UK’s Cost of Living Crisis Driving Older People Back to Work

The combination of a volatile financial market, rising inflation and the cost of living has led to the ‘Great Unretirement’ – a time in which retired people are now returning to the workplace to make costs meet.

According to data from the Office for National Statistics (ONS), there are now more people aged 50 or older in work or looking for work than since before the Covid pandemic.

Their data shows that there was an increase of 116,000 in economic activity, referring to people working or actively looking for work) among over-50s in the past year. Men aged over 65 accounted for over half of this total increase.

Experts say that the increase is driven by former people in retirement making the decision to return to work, as opposed to people working longer. According to the Chief Executive of Rest Less, a digital community for the over-50s, Stuart Lewis, told the Guardian that “people who thought they could retire comfortably during the pandemic are having to unretire and find work again to bring in extra income and top up their pensions while they still can.”

Lewis goes on to state that we are seeing “increasing numbers of retirees are feeling poorer than they’ve felt before, with consumer confidence at a record low and purchasing power eroded on a monthly basis. All this is driving the trend of unretirement.”

Lewis adds that volatile financial markets have contributed towards creating significant fear and uncertainty surrounding people’s perceptions of their future retirement income. This comes as we saw a one-off suspension of the state pension triple lock in April, which meant that the state pension only increased by 3.1%, totally unaligned to the 9.4% jump in inflation last month.

Richard Allan of consumer finance start up, Capital Bean, commented: “With rising living costs, it is not surprising that people are not only working longer, but even going back to work.”

“There are certainly some interesting opportunities to continue working part-time or remotely, which can be more convenient for an aging population.”

“This could add a lot of value to the economy, with this particular group’s knowledge and expertise, whilst avoiding high cost or riskier measures to borrow money, such as second mortgages and equity release, which leave little for their families in terms of inheritance.”

Further, the Charity Director at Age UK, Caroline Abrahams, added that it came as no surprise that growing numbers of retired people were now “scrambling to return to work in an effort to shore up their finances against the storm”.

Abrahams went on to add that “judging from what we’re being told at Age UK, many older people are looking ahead to the winter with extreme trepidation. With inflation high and rising we can see why: the prospect of scrambling to afford to keep the heating on is truly frightening.”
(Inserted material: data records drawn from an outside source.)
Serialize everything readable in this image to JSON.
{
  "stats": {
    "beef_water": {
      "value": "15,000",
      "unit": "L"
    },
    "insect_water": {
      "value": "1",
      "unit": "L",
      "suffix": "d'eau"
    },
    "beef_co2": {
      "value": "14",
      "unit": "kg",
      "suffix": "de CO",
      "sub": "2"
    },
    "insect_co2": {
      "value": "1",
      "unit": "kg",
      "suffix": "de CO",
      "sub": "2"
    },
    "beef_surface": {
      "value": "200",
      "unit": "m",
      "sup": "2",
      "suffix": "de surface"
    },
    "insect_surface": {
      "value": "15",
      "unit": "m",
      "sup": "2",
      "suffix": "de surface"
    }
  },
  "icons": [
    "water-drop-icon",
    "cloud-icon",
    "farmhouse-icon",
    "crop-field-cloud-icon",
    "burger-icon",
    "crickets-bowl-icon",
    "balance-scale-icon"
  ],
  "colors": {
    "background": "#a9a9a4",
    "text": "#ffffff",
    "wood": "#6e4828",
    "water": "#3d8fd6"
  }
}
“Carefully laid retirement plans, which looked economically sustainable a year ago, are now shot to pieces and that’s a huge disappointment if you’ve been looking forward to a rest and the chance to enjoy yourself after many years of working.”
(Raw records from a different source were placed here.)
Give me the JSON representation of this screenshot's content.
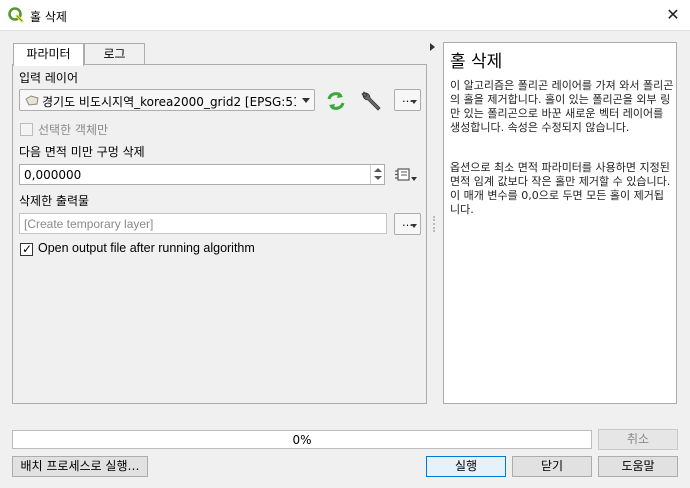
{
  "window": {
    "title": "홀 삭제"
  },
  "tabs": [
    {
      "label": "파라미터"
    },
    {
      "label": "로그"
    }
  ],
  "params": {
    "input_layer_label": "입력 레이어",
    "input_layer_value": "경기도 비도시지역_korea2000_grid2 [EPSG:51",
    "selected_only_label": "선택한 객체만",
    "selected_only_checked": false,
    "min_area_label": "다음 면적 미만 구멍 삭제",
    "min_area_value": "0,000000",
    "output_label": "삭제한 출력물",
    "output_placeholder": "[Create temporary layer]",
    "open_output_label": "Open output file after running algorithm",
    "open_output_checked": true,
    "dots": "…"
  },
  "help": {
    "title": "홀 삭제",
    "paragraph1": "이 알고리즘은 폴리곤 레이어를 가져 와서 폴리곤의 홀을 제거합니다. 홀이 있는 폴리곤을 외부 링만 있는 폴리곤으로 바꾼 새로운 벡터 레이어를 생성합니다. 속성은 수정되지 않습니다.",
    "paragraph2": "옵션으로 최소 면적 파라미터를 사용하면 지정된 면적 임계 값보다 작은 홀만 제거할 수 있습니다. 이 매개 변수를 0,0으로 두면 모든 홀이 제거됩니다."
  },
  "progress": {
    "text": "0%",
    "value": 0
  },
  "buttons": {
    "cancel": "취소",
    "batch": "배치 프로세스로 실행…",
    "run": "실행",
    "close": "닫기",
    "help": "도움말"
  },
  "colors": {
    "qgis_green": "#589632",
    "qgis_yellow": "#f0e64a",
    "refresh_green": "#3aa83a",
    "accent_blue": "#0078d7"
  }
}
The Government has been heavily criticised for removing the promised protections from pensions.

Qualitative data from the ONS study supports the argument that the figures are reflective of growing numbers of people coming out of retirement, as opposed to continuing to look for work after the age of 65. It found that one in three aged between 50-64 who are not currently looking for work would consider going back to work in the future. This figure fell to one in 10 amongst those aged 65 and older.

This trend is further supported by a recent poll conducted by Rest Less’ retired members. 32% stated that they would consider returning to work or that they were already working again, while almost 70% of respondents said that if they were to ‘unretire’, it would be purely or partly for financial reasons only.